“Losing My Voice, Finding My Artistry: Creativity, Healing, and Post-Traumatic Growth”
In 2013, at the outset of my professional career, I was diagnosed with bilateral vocal cord paresis, which accounted for my sudden inability to sing, burning throat muscle pain, and lack of power in my voice. My vocal struggles, though acute at this time, were not entirely new: I traced back their origins to an episode of sexual violence ten years prior that still haunted me. I knew that the trauma was linked to my paresis, and I knew that I could regain my vocal strength if I could process what happened to me through my singing voice—and not just through my speaking voice. I began a long process of body inquiry, guided by my understanding of Bessel Van Der Kolk’s book The Body Keeps the Score and trying dozens of body-based and manual therapies, as well as new singing teachers. In fall 2019, I premiered The Processing Series at National Sawdust in Brooklyn, which was the culmination of six years of non-linear, exhilarating, heart-breaking work. Though the four-part series was interrupted by the pandemic and only two shows premiered on stage, what I gained in the end was not only my ability to sing—and stronger than ever—but I was now truly an artist: free of people-pleasing, able to say no and set boundaries, and trusting my intuitive, non-rational senses—which are creativity; which is healing. In this talk I will:
- Outline my process and the questions, materials, and individuals that guided it;
- Talk about my most important breakthroughs (emotional, physical, and artistic);
- Show clips of the series premiere at National Sawdust, focusing on a piece I commissioned from composer Eve Beglarian called She Gets to Decide.
Lucy Dhegrae is a singer committed to changing and challenging how vocal music is perceived, performed and programmed. Hailed as an “adventurous mezzo-soprano” and “raconteur” (The New Yorker) known for her “vocal versatility and an omnivorous curiosity” (The New York Times), she moves easily between a broad variety of styles, and can be found “everywhere new music is being sung” (New York Classical Review). Dhegrae is also the founder and director of the boundary-pushing Resonant Bodies Festival (2013-2021), which was praised by The New York Times as “an annual highlight [that] gives some of the world’s most adventurous vocal artists full freedom.”

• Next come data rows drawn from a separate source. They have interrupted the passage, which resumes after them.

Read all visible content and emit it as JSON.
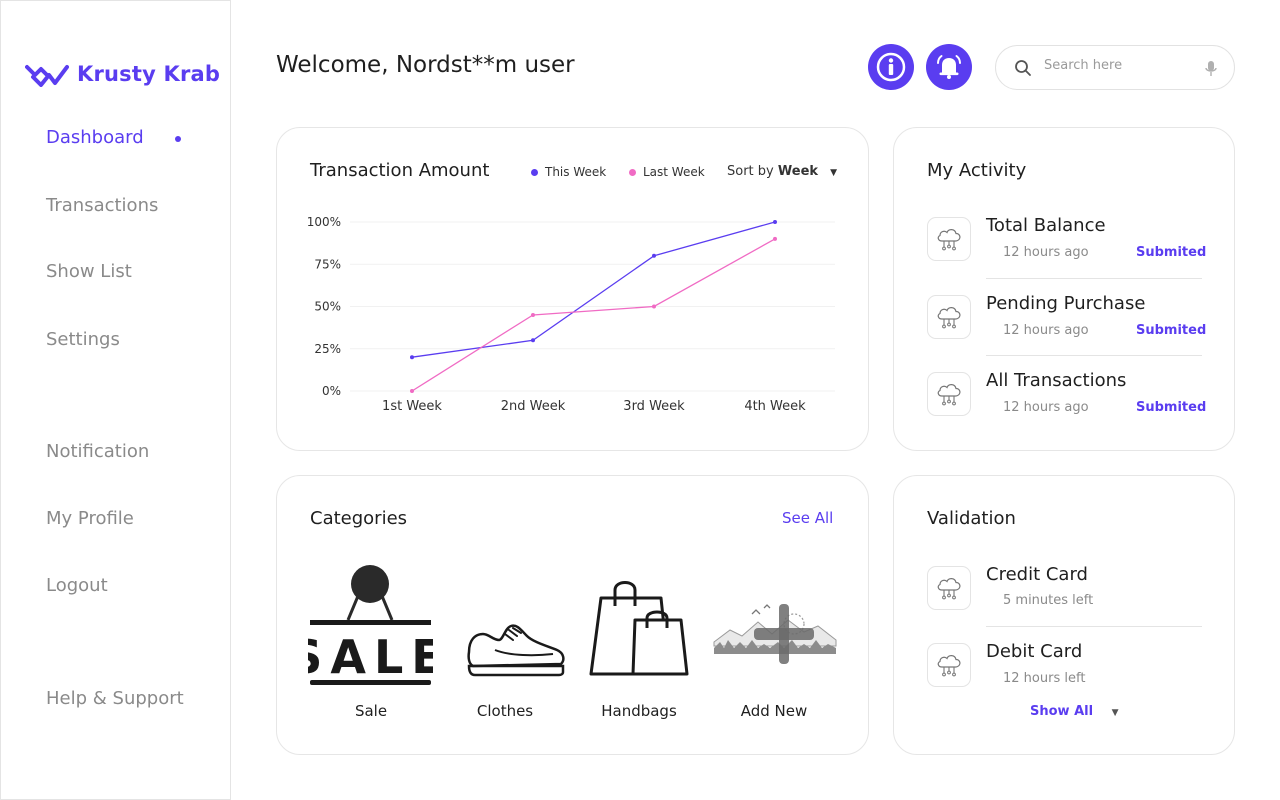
{
  "app": {
    "brand": "Krusty Krab",
    "accent": "#5a3df0"
  },
  "sidebar": {
    "items": [
      {
        "label": "Dashboard"
      },
      {
        "label": "Transactions"
      },
      {
        "label": "Show List"
      },
      {
        "label": "Settings"
      },
      {
        "label": "Notification"
      },
      {
        "label": "My Profile"
      },
      {
        "label": "Logout"
      },
      {
        "label": "Help & Support"
      }
    ],
    "active": "Dashboard"
  },
  "header": {
    "welcome": "Welcome, Nordst**m user",
    "info_icon": "info-icon",
    "bell_icon": "bell-icon",
    "search": {
      "placeholder": "Search here",
      "value": ""
    }
  },
  "transaction_card": {
    "title": "Transaction Amount",
    "legend_this": "This Week",
    "legend_last": "Last Week",
    "sort_prefix": "Sort by",
    "sort_value": "Week"
  },
  "chart_data": {
    "type": "line",
    "categories": [
      "1st Week",
      "2nd Week",
      "3rd Week",
      "4th Week"
    ],
    "y_ticks": [
      "0%",
      "25%",
      "50%",
      "75%",
      "100%"
    ],
    "ylim": [
      0,
      100
    ],
    "series": [
      {
        "name": "This Week",
        "color": "#5a3df0",
        "values": [
          20,
          30,
          80,
          100
        ]
      },
      {
        "name": "Last Week",
        "color": "#f06bc4",
        "values": [
          0,
          45,
          50,
          90
        ]
      }
    ],
    "grid": true
  },
  "activity": {
    "title": "My Activity",
    "items": [
      {
        "title": "Total Balance",
        "time": "12 hours ago",
        "status": "Submited"
      },
      {
        "title": "Pending Purchase",
        "time": "12 hours ago",
        "status": "Submited"
      },
      {
        "title": "All Transactions",
        "time": "12 hours ago",
        "status": "Submited"
      }
    ]
  },
  "categories": {
    "title": "Categories",
    "see_all": "See All",
    "items": [
      {
        "label": "Sale",
        "icon": "sale-sign-icon"
      },
      {
        "label": "Clothes",
        "icon": "sneaker-icon"
      },
      {
        "label": "Handbags",
        "icon": "shopping-bags-icon"
      },
      {
        "label": "Add New",
        "icon": "add-new-icon"
      }
    ],
    "sale_sign_text": "SALE"
  },
  "validation": {
    "title": "Validation",
    "items": [
      {
        "title": "Credit Card",
        "time": "5 minutes left"
      },
      {
        "title": "Debit Card",
        "time": "12 hours left"
      }
    ],
    "show_all": "Show All"
  }
}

Dhegrae was the 2018 recipient of University of Michigan School of Music’s Emerging Artist Award, and among the first cohort of fellows with Turn the Spotlight, a new mentorship program for young professionals. She has taught at SoundSCAPE (Cesena, Italy), Banff Centre (Alberta, Canada), and Bard College Conservatory’s Graduate Vocal Arts Program; and has been invited to present lectures at Northwestern University’s Bienen School of Music, CUNY’s Graduate Center, NYU, Peabody Conservatory, and William Paterson University. Since 2013 she has been a public speaker with RAINN, the nation’s largest anti-sexual violence organization, sharing her story of vocal loss and trauma recovery.